Review the listing and copy each line that holds the word "cost".
:: DATASET ENTRIES ::
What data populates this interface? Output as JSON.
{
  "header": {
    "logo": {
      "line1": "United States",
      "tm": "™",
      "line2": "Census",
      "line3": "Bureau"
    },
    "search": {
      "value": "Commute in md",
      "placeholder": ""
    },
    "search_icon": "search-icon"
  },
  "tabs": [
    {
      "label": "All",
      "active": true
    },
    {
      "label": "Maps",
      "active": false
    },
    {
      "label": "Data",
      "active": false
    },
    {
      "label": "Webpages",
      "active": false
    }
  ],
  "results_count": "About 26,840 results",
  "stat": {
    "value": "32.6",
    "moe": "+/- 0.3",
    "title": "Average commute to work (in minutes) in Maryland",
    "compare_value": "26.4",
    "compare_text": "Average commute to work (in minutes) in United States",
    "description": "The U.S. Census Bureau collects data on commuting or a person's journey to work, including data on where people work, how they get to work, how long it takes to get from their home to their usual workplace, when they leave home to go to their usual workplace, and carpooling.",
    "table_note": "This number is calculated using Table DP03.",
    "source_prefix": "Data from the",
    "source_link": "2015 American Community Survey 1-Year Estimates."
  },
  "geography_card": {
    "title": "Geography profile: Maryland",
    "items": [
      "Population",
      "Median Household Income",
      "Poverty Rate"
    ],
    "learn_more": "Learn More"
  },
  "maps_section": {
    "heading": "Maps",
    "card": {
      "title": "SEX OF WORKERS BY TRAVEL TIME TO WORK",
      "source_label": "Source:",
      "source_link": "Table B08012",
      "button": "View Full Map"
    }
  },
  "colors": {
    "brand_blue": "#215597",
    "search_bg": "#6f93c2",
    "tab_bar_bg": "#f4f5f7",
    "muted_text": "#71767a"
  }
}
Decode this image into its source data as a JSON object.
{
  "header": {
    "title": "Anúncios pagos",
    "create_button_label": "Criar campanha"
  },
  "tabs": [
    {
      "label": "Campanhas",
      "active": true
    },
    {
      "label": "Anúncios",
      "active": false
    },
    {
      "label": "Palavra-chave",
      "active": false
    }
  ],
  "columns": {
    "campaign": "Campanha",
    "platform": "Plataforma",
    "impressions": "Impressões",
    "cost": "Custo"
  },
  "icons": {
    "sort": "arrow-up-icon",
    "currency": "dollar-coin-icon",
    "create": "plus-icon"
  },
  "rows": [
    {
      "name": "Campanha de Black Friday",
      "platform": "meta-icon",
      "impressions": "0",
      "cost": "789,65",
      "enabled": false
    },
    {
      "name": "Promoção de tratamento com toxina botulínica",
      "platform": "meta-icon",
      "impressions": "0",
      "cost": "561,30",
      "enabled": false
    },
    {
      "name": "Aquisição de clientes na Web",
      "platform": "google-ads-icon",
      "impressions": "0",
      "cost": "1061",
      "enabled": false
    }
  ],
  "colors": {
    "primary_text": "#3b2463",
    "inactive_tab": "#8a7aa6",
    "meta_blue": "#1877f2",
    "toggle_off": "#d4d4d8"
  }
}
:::
OUTPUT:
    "cost": "Custo"
      "cost": "789,65",
      "cost": "561,30",
      "cost": "1061",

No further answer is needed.